#### TASK TO CARRY OUT
Return each line below holding the string "社区工作社会策划模式中".

★ ★ ★ ★ ★

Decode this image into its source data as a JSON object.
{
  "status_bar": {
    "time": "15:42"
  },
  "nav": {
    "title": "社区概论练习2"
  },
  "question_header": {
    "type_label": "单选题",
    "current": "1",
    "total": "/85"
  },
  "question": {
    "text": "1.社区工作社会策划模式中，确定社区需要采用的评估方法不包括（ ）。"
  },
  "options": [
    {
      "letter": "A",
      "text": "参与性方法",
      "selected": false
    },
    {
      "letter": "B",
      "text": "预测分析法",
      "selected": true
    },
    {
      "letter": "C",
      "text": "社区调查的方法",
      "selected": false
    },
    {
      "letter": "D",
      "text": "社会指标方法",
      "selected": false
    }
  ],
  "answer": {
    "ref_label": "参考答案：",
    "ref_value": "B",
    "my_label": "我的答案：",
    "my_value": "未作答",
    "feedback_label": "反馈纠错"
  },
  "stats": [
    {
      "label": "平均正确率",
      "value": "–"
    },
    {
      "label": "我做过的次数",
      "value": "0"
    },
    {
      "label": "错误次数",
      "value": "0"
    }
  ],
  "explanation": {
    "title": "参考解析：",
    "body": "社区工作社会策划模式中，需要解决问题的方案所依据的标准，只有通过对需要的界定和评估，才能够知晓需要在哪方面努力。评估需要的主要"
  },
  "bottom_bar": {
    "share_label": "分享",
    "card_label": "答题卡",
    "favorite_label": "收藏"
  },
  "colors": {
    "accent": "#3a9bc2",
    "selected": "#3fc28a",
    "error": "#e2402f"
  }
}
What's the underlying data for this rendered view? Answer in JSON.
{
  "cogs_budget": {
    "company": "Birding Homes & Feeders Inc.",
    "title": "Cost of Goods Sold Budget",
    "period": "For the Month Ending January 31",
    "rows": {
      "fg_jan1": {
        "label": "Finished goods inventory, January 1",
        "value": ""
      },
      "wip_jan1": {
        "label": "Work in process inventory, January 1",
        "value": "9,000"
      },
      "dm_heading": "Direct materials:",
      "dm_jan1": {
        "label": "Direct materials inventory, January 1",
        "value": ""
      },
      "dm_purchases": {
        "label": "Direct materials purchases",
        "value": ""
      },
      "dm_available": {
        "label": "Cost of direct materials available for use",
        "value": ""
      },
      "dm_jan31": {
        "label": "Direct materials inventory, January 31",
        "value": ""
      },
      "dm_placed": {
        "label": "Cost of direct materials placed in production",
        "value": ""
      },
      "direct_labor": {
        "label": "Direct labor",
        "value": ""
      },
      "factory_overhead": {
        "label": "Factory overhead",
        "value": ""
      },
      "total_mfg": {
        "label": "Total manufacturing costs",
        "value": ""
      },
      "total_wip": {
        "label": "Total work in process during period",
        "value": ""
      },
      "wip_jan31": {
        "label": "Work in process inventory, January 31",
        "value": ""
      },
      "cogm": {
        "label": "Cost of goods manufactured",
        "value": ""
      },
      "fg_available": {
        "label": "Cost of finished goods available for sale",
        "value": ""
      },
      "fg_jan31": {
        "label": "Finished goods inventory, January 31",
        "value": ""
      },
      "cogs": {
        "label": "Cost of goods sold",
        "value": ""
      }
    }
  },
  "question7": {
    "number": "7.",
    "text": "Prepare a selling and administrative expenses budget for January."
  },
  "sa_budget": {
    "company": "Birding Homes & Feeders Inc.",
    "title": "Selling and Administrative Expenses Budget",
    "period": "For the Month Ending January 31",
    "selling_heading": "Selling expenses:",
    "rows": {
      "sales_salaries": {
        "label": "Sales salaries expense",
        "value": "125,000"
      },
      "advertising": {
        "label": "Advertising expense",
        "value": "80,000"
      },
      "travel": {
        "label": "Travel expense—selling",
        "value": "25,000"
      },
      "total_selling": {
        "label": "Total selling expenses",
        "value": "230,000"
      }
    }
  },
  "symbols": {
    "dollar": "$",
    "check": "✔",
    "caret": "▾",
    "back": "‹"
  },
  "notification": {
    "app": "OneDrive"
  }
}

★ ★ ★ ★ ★

#### EXERCISE OUTPUT
    "text": "1.社区工作社会策划模式中，确定社区需要采用的评估方法不包括（ ）。"
    "body": "社区工作社会策划模式中，需要解决问题的方案所依据的标准，只有通过对需要的界定和评估，才能够知晓需要在哪方面努力。评估需要的主要"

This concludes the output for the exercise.